An influenza pandemic like the pandemic of 1918 could be even worse than COVID-19 has been, and the world is not ready to deal with it, the National Academy of Medicine said in a series of reports released Wednesday.
Work needs to begin now to start developing next-generation vaccines, and to build up capacity in low- and middle-income countries so they can make their own vaccines without relying on wealthy nations to make them available, the reports recommended. And governments need to figure out how to make sure companies have the incentives to work on these vaccines without knowing whether they'll ever be used or needed.
COVID-19 has been terrible, the Academy, an independent body that advises the U.S. federal government on matters of medicine and health, said in the first of the the reports.

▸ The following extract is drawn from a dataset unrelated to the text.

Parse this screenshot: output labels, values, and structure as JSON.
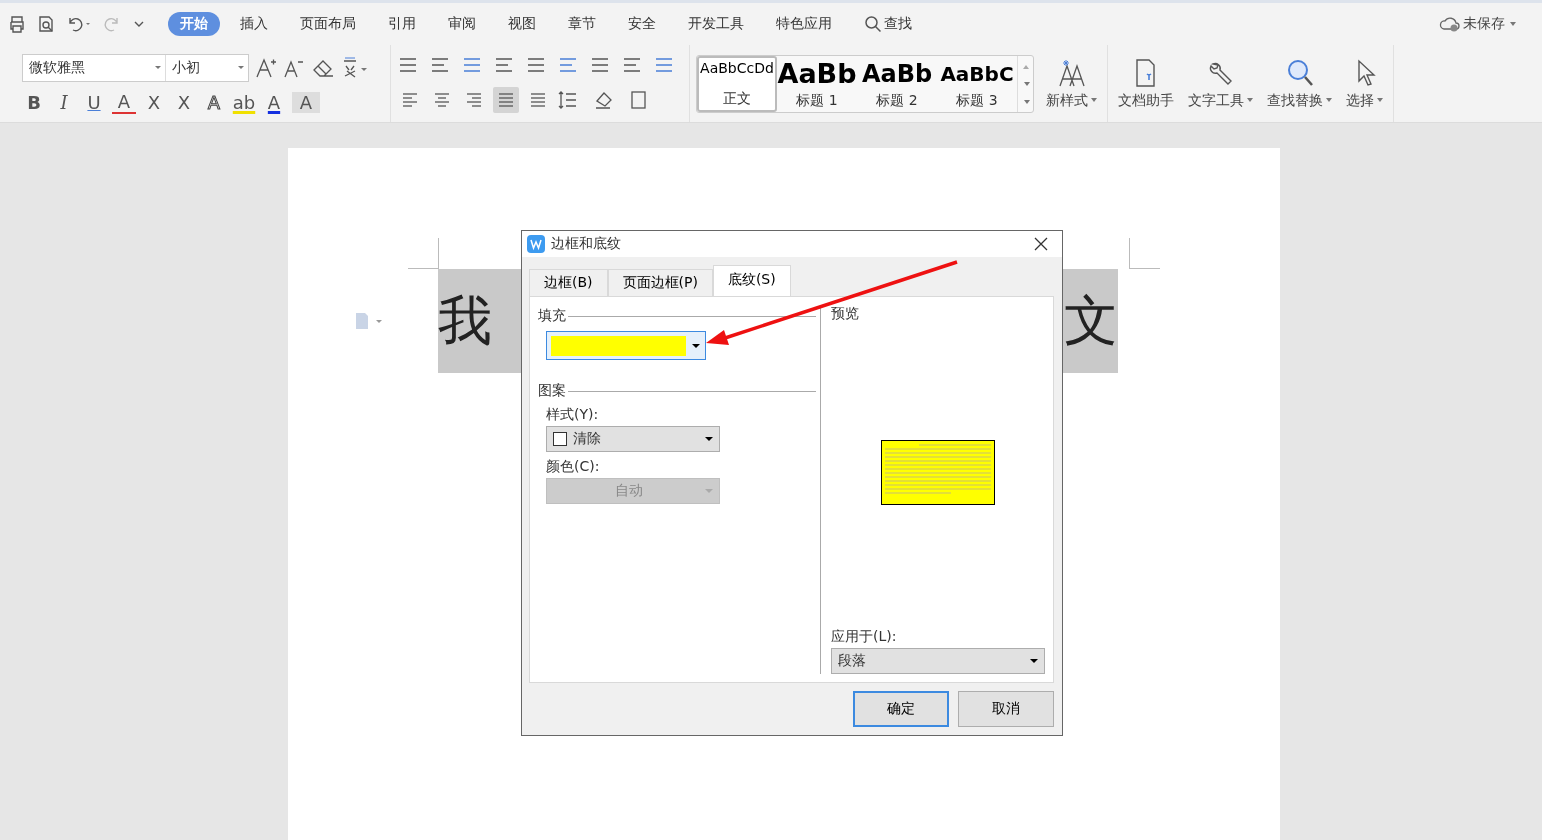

"Yet, from an epidemiological perspective, COVID-19 does not represent a 'worst-case' pandemic scenario, such as the 1918-19 influenza, which resulted in at least 50 million deaths worldwide," the report reads.
Flu kills anywhere between 290,000 and 650,000 people a year in a normal year, according to WHO. COVID-19 has killed 5.1 millon people globally. The next influenza pandemic could kill 33 million people, the Academy said.
It's hard to predict when a new flu pandemic might hit — but it's certain one will come.
"Influenza pandemics have occurred repeatedly, and experts worry that the risk for an influenza pandemic may be even higher during the COVID-19 era due to changes in global and regional conditions affecting humans, animals, and their contact patterns. While it is difficult to predict when it will occur, a major influenza pandemic is more a matter of 'when' than 'if,' " it added.
One major recommendation: a global "moonshot" to develop a universal flu vaccine that would protect people against current and future flu strains. Current flu vaccines must be reformulated regularly, tweaked every year, and do not protect against emerging new strains that might cause pandemics.
And this needs to be done as a matter of global coordination.
"We have too many gaps, and too much is dependent on underfunded, often informal arrangements," one of the reports reads. "Against the scale of the threat, we are woefully underprotected. We urgently need to strengthen our collective defenses against pandemic influenza and must do so in a way that is sustainable."
One report recommends having 4 billion to 8 billion doses of influenza vaccine ready to go just in case.
"Preparedness has to be an ongoing commitment — it can't be year to year, or crisis to crisis," Dr. Victor Dzau, president of the National Academy of Medicine, said in a statement. "COVID-19 has enabled the emergence of new capabilities, technologies, collaboration, and policies that could also be deployed before and during the next influenza pandemic. It's critical to invest in science, strengthen health systems, and ensure trust in order to protect people from the health, social, and economic consequences of seasonal and pandemic influenza."
One report specifically recommends that the National Institute of Allergy and Infectious Diseases, the Biomedical Advanced Research and Development Authority, the Department of Defense and other agencies invest in research now on new and better flu vaccines. "This will allow selection of the candidates most fit for purpose to be brought to authorization and sufficient production and distribution to optimize the control of influenza across diverse settings and phases of pandemics and epidemics," the report read.
"The World Health Organization should advocate and coordinate with multilateral stakeholders (e.g., the Coalition for Epidemic Preparedness Innovations), governments, funding agencies, the vaccine industry, and philanthropic organizations to build global capacity for robust and internationally comparable preclinical, clinical, and immunological assessments of influenza vaccine candidates, including novel candidates that use innovative structures, targets, and delivery systems to potentially broaden or improve protection," it added.
One of the reports notes that the COVID-19 pandemic has shown that face masks and physical distancing contributed to the dramatic reduction of influenza activity globally. "Face masks would be simple and cost-effective during the next influenza pandemic, and public health agencies should mandate their use, when justified by the severity and incidence of influenza," the Academy said in a statement.